Ideas, Actors and Impact
Edited by Rune Ervik, Nanna Kildal and Even Nilssen
Chapter 3: Directly-deliberative Polyarchy: A Suitable Democracy Model for European Social Policy?
Milena Büchs INTRODUCTION Directly-deliberative polyarchy is a new model of decentralized democracy and social policy recently applied to legitimize the Open Method of Coordination (Gerstenberg and Sabel 2002; Eberlein and Kerwer 2004). To be able to discuss the appropriateness of directly-deliberative polyarchy for legitimizing the Open Method of Coordination, it is crucial to reflect on the relationship between democracy and social policy more generally. The introduction discusses this relationship and claims that social policy and democracy are related to each other in a circular way: social policy can provide output legitimacy whilst at the same time it needs to be based on input legitimacy.1 It is very difficult to institutionalize this particular relationship at the European level, and each governance model of EU social policy must therefore be scrutinized regarding its effects on the relationship between social policy and democracy.
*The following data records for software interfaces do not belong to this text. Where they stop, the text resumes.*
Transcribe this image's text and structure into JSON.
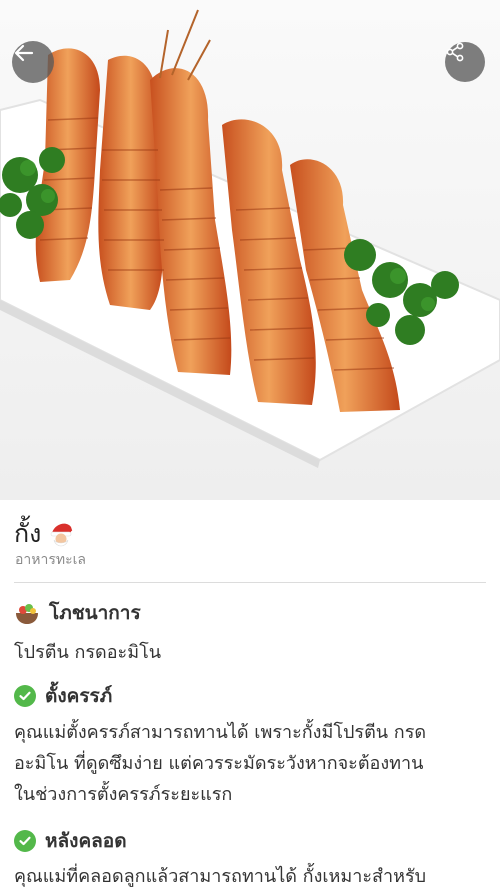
{
  "header": {
    "back_icon": "arrow-left-icon",
    "share_icon": "share-icon"
  },
  "food": {
    "name": "กั้ง",
    "badge_icon": "santa-icon",
    "category": "อาหารทะเล"
  },
  "sections": {
    "nutrition": {
      "icon": "bowl-icon",
      "title": "โภชนาการ",
      "text": "โปรตีน กรดอะมิโน"
    },
    "pregnant": {
      "icon": "check-circle-icon",
      "title": "ตั้งครรภ์",
      "text_lines": [
        "คุณแม่ตั้งครรภ์สามารถทานได้ เพราะกั้งมีโปรตีน กรด",
        "อะมิโน ที่ดูดซึมง่าย แต่ควรระมัดระวังหากจะต้องทาน",
        "ในช่วงการตั้งครรภ์ระยะแรก"
      ]
    },
    "postpartum": {
      "icon": "check-circle-icon",
      "title": "หลังคลอด",
      "text": "คุณแม่ที่คลอดลูกแล้วสามารถทานได้ กั้งเหมาะสำหรับ"
    }
  },
  "colors": {
    "check_green": "#53b84a",
    "divider": "#dcdcdc",
    "button_bg": "#5a5a5a"
  }
}
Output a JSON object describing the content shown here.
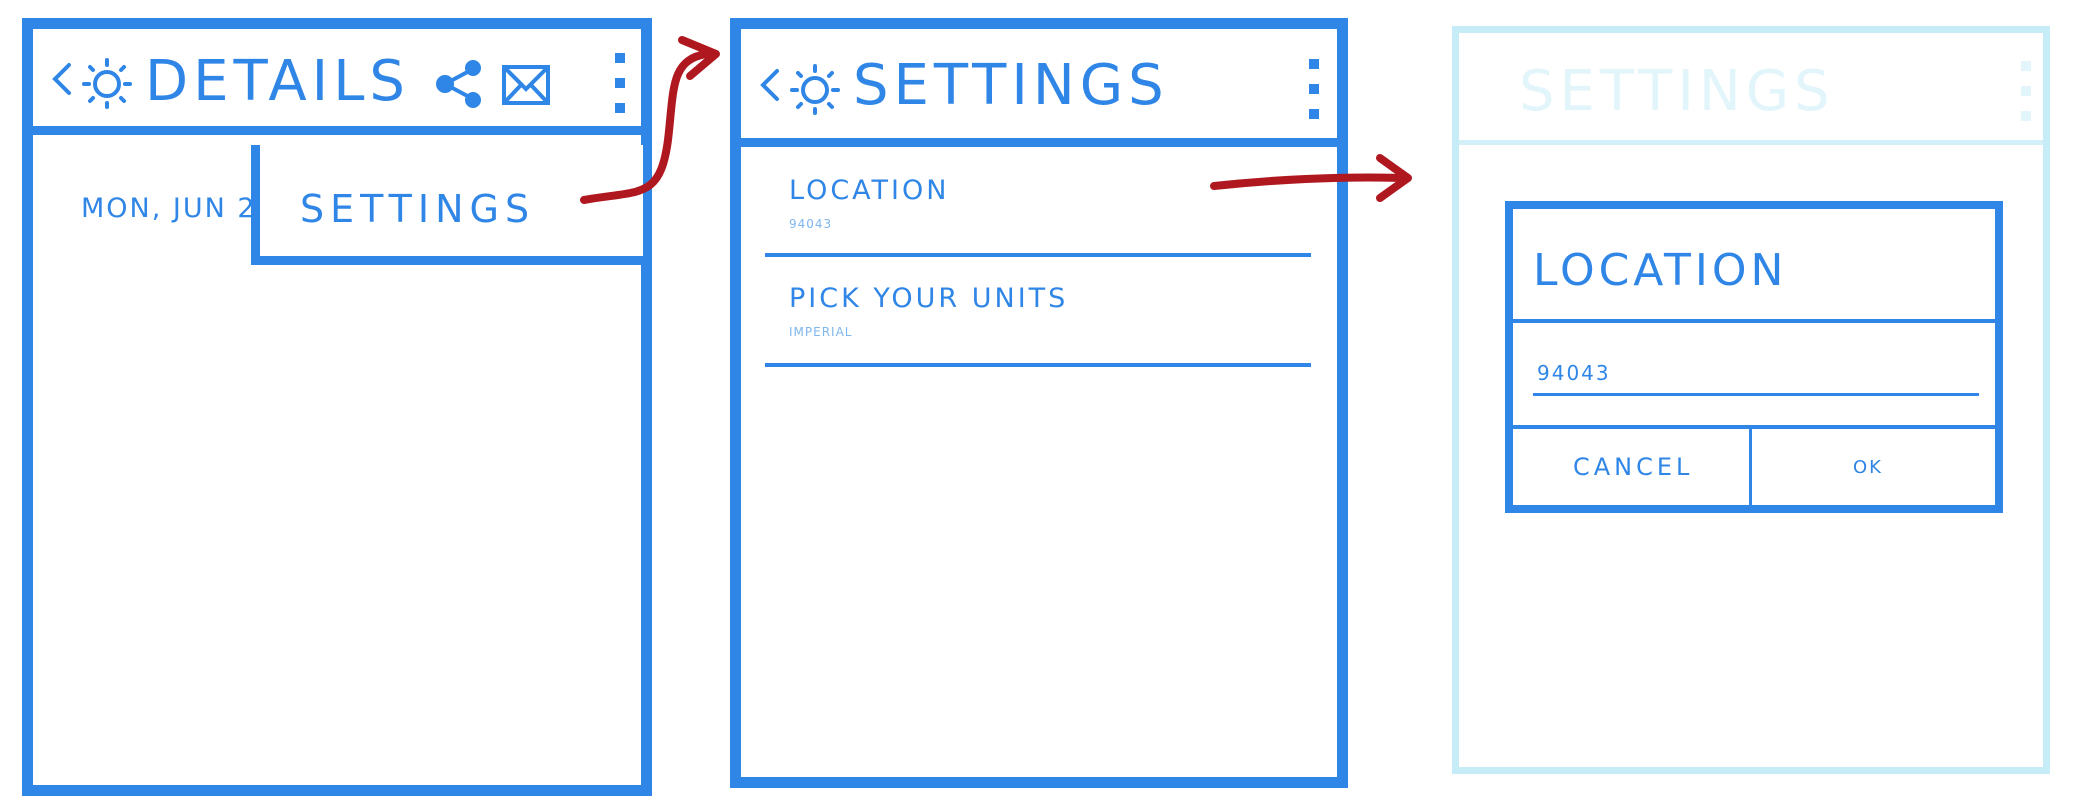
{
  "colors": {
    "ink": "#2f86e6",
    "faded": "#c6ecf7",
    "arrow": "#b01820"
  },
  "screen1": {
    "title": "DETAILS",
    "date_text": "MON, JUN 2",
    "menu_item": "SETTINGS",
    "icons": [
      "back-icon",
      "sun-icon",
      "share-icon",
      "mail-icon",
      "overflow-icon"
    ]
  },
  "screen2": {
    "title": "SETTINGS",
    "items": [
      {
        "label": "LOCATION",
        "value": "94043"
      },
      {
        "label": "PICK YOUR UNITS",
        "value": "IMPERIAL"
      }
    ]
  },
  "screen3": {
    "faded_title": "SETTINGS",
    "dialog": {
      "title": "LOCATION",
      "input_value": "94043",
      "cancel_label": "CANCEL",
      "ok_label": "OK"
    }
  }
}
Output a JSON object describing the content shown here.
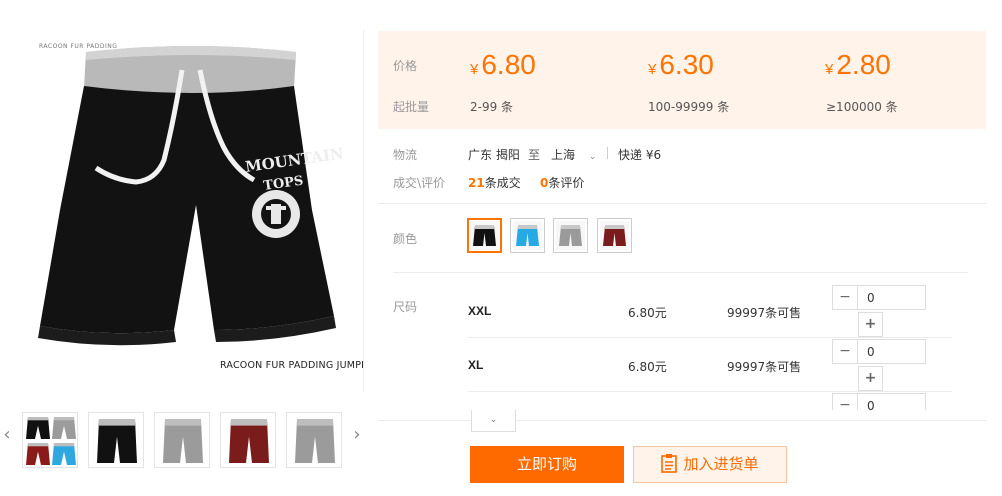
{
  "gallery": {
    "caption_top": "RACOON FUR PADDING",
    "caption_bottom": "RACOON FUR PADDING JUMPER",
    "logo_text_1": "MOUNTAIN",
    "logo_text_2": "TOPS",
    "thumbnails": [
      {
        "name": "multi-color",
        "colors": [
          "#111111",
          "#9b9b9b",
          "#8b1a1a",
          "#2fa8e0"
        ]
      },
      {
        "name": "black",
        "colors": [
          "#111111"
        ]
      },
      {
        "name": "grey",
        "colors": [
          "#9b9b9b"
        ]
      },
      {
        "name": "wine-red",
        "colors": [
          "#7a1c1c"
        ]
      },
      {
        "name": "grey-2",
        "colors": [
          "#9b9b9b"
        ]
      }
    ],
    "prev_arrow": "‹",
    "next_arrow": "›"
  },
  "pricing": {
    "price_label": "价格",
    "moq_label": "起批量",
    "currency": "¥",
    "tiers": [
      {
        "price": "6.80",
        "range": "2-99 条"
      },
      {
        "price": "6.30",
        "range": "100-99999 条"
      },
      {
        "price": "2.80",
        "range": "≥100000 条"
      }
    ]
  },
  "logistics": {
    "label": "物流",
    "from": "广东 揭阳",
    "to_word": "至",
    "to": "上海",
    "shipping": "快递 ¥6"
  },
  "trades": {
    "label": "成交\\评价",
    "deals_count": "21",
    "deals_text": "条成交",
    "reviews_count": "0",
    "reviews_text": "条评价"
  },
  "colors": {
    "label": "颜色",
    "options": [
      {
        "name": "black",
        "hex": "#111111",
        "selected": true
      },
      {
        "name": "blue",
        "hex": "#27a9e3",
        "selected": false
      },
      {
        "name": "grey",
        "hex": "#9a9a9a",
        "selected": false
      },
      {
        "name": "wine-red",
        "hex": "#7a1c1c",
        "selected": false
      }
    ]
  },
  "sizes": {
    "label": "尺码",
    "rows": [
      {
        "size": "XXL",
        "price": "6.80元",
        "stock": "99997条可售",
        "qty": "0"
      },
      {
        "size": "XL",
        "price": "6.80元",
        "stock": "99997条可售",
        "qty": "0"
      },
      {
        "qty": "0"
      }
    ],
    "minus": "−",
    "plus": "+",
    "expand_icon": "⌄"
  },
  "actions": {
    "order_button": "立即订购",
    "cart_button": "加入进货单"
  },
  "theme": {
    "accent": "#ff6a00",
    "price_bg": "#fff3ea"
  }
}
This chapter examines this question in relation to the Open Method of Coordination. In modern welfare states, social policy and democracy are mutually co-dependent. In comparison to other policy areas, social policy requires a particularly solid legitimacy basis. On the other hand, social policy is a precondition and stabilizer of mass democracy. This chapter argues that the special relationship between social policy and democratic legitimacy has been put under pressure by European integration and that a new relationship between these two spheres must be established within the multilevel governance system of the European Union. One underlying assumption of this chapter is that redistributive social policies are still in demand...
You are not authenticated to view the full text of this chapter or article.
Elgaronline requires a subscription or purchase to access the full text of books or journals. Please login through your library system or with your personal username and password on the homepage.
Non-subscribers can freely search the site, view abstracts/ extracts and download selected front matter and introductory chapters for personal use.
Your library may not have purchased all subject areas. If you are authenticated and think you should have access to this title, please contact your librarian.